Even when he’s not creating explosions with the local flora, Bloomer’s work can often be found in fields accompanied by loud noises. Early on in his career, Bloomer began making sculptures and installations that were designed to be interactive and accessible to the public. “Outside of college I was building contraptions for Belfast carnival parade and visual props for punk and techno gigs,” he says.
Some of the gigs where Bloomer has shown his work include outdoor music festivals, where his work had to grab the audience’s attention in cunning ways. One of those was with the Texas Chainsaw Massager. “Ordinary massages just don’t hit the mark, this yoke will make you relax really hard,” explains a statement on Bloomer’s website.
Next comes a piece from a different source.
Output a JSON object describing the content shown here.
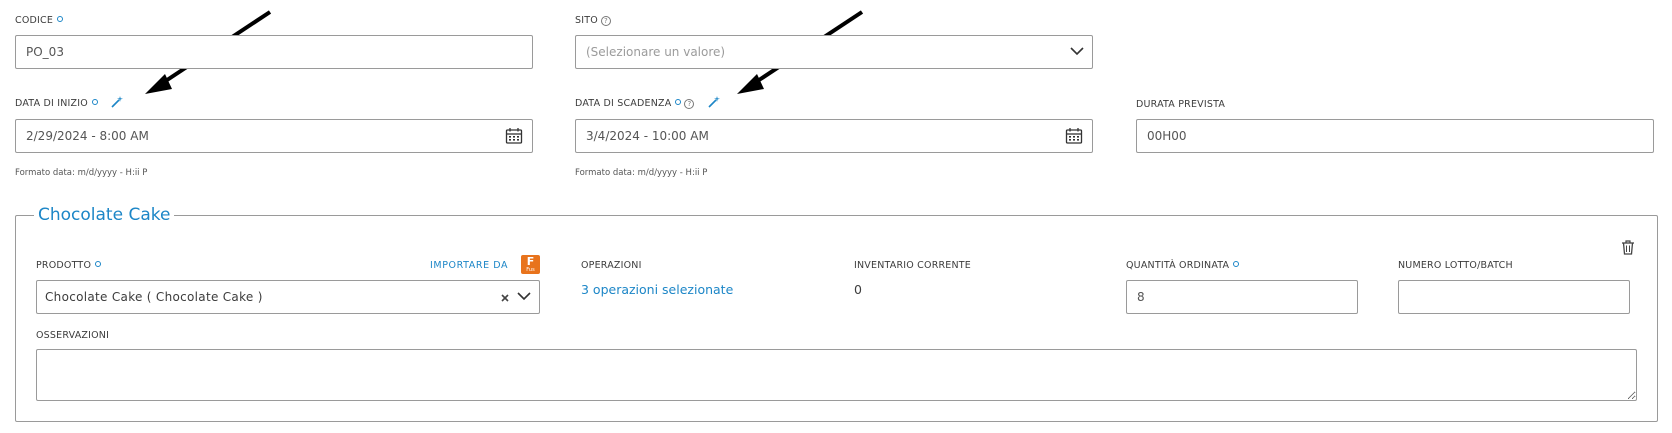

It’s impossible to separate Bloomer’s art practice from his personal life—he literally lives in his work. “I built my own box house last year and am enjoying living in it,” he says. But he admits that the experimental nature of his work has forced him to take a step back when a situation became too dangerous. “In 2012, after I had made the Whin Bush Rocket, I got a chance to try a rocket demolition project. The plan was to lift the tower of a derelict wind turbine off the ground. The tower was a massive hollow tube, like a rocket body. But there was an accidental gas explosion, the gas was detonated by a spark created from static electricity generated by a plastic bag that was flapping in the wind. I hadn’t conceived that this might happen. A friend was hurt in the accident, he has recovered OK but it could have been a lot worse, the turbine lunch was called off.”
In a video documenting the construction of one of his works, Bloomer sums up his philosophy towards art. “They say that necessity is the mother of invention. It’s not really, is it? It’s kind of boredom or because people want to do things.” Even though Bloomer has been forced to walk away some volatile projects, he says he’s not done experimenting with them; he’s still curious. “I would still like to launch a really big rocket but I would do it differently not with an explosive gas mixture.”